My transition – yellow transition – was in the same place where we had met for alot of TNT group training bike sessions and where I’ve played wiffleball a few times so I was very familiar with the area. The field was pretty unrecognizable, though.  There were hundreds of spaces for bikes – most of which were already filled with the bike of a corresponding race number, and people were rushing around getting last minute things in order. I racked my bike (with help from a seasoned triathlete and super nice stranger who actually knew what he was doing and could tell I was clueless about the whole thing) and walked home with adrenaline building with every step.


I had been too busy and overwhelmed with all the pre-triathlon stuff to really be excited before, but now it was real. Now there really wasn’t much else to do aside from putting my number tattoos on my arms (which I had almost forgotten about), making sure all my stuff was packed and ready to go (which it wasn’t) and going to bed early (which I didn’t).


Ok – fast forward a few hours. Dinner was eaten, last minute supplies were picked up and I was excited, feeling like I could bounce off the walls and not the least bit tired.

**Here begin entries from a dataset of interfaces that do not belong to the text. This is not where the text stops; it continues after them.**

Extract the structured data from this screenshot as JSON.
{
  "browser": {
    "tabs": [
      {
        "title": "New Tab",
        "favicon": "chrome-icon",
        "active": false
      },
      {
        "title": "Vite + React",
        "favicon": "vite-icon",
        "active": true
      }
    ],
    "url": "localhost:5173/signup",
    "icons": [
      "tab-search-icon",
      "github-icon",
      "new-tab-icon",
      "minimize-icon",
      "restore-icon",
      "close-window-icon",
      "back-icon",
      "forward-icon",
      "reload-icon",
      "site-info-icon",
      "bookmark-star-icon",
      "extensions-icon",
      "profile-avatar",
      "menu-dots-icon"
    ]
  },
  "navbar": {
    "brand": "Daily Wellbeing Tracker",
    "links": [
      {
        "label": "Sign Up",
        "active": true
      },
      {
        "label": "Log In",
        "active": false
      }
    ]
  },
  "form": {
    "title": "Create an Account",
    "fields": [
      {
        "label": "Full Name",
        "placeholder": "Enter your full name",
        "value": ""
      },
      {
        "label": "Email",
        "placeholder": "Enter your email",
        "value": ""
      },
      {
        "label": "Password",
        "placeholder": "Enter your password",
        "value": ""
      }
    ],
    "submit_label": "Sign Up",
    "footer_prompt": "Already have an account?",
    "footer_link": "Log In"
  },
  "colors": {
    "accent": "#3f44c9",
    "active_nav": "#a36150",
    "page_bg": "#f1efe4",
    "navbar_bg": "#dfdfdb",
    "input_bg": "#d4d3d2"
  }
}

It was Christmas Eve x 10. My birthday x 50. The last day of school before an epic summer vacation x 100.  Time for number tattoos, which were carefully stuck to my arm like tattoos from a Cracker Jacks box.  I also wanted names on my arm so that I could look down at them in case things got hard during the triathlon – names that had inspired me to do this in the first place with the Leukemia and Lymphoma Society and TNT.  The cancer fighters.  The survivors.  The victims.  My grandma.  Her name was first, followed by three more, and the list ended with initials of a good friend – a survivor who helps motivate me every day.



(I also tattooed this guy. 20140811-105715.jpg Check out those guns. 🙂 )

Then I set my alarm for 3:30am so that I could get to my transition by around 4:15am and tried to sleep.  Much easier said than done.  I slept for maybe 3.5 hours, jumped out of bed at the sound of the alarm and headed for yellow transition with one hand squeezing my boyfriend’s hand while my thumb on my other hand nervously played with a ring I had on. (Props to him for everything – for getting up so early, for making my tattoos and the names on my arm perfect, for just being there.)   We made there just around 4:30am and I ran into the transition area to make sure all my stuff was set up and ready.


I got my stuff situated, met a few of my teammates, and we started the mile walk to the starting line.  I was in my corral with 2 of my teammates by 6am, and kept going from excited to nervous as we pulled on our wetsuits and talked about who knows what for the next 40 mins.



One thing that kept me calm though was my fan club of 7 (and counting!) who were already assembled right on the other side of the fence cheering me on with posters and everything right at 6am!! I didn’t expect that – especially so early and in the cold drizzle.


Ok – now it was around 6:40am and the line was moving.  I was freezing and ready to be in the water, but was really wishing that the rain would stop and the sun would come out.  There were 15 people in each 15-second wave, and so the line was moving quickly.  We were told to put our goggles on and make sure we were ready before even stepping onto the barge.  I was so happy to be with my 2 teammates because I think I would have been freaking out if I were in a wave where I didn’t know anyone.  Now we were on the barge – and waiting.  Waiting for the horn to sound.  Waiting to officially get this triathlon started.  Waiting for the plunge into the Hudson River.  It couldn’t have been longer than 10 seconds, but it seemed like forever.  I was ready, I was excited, and I knew my fan club had my back every second of the way.


And then the horn sounded.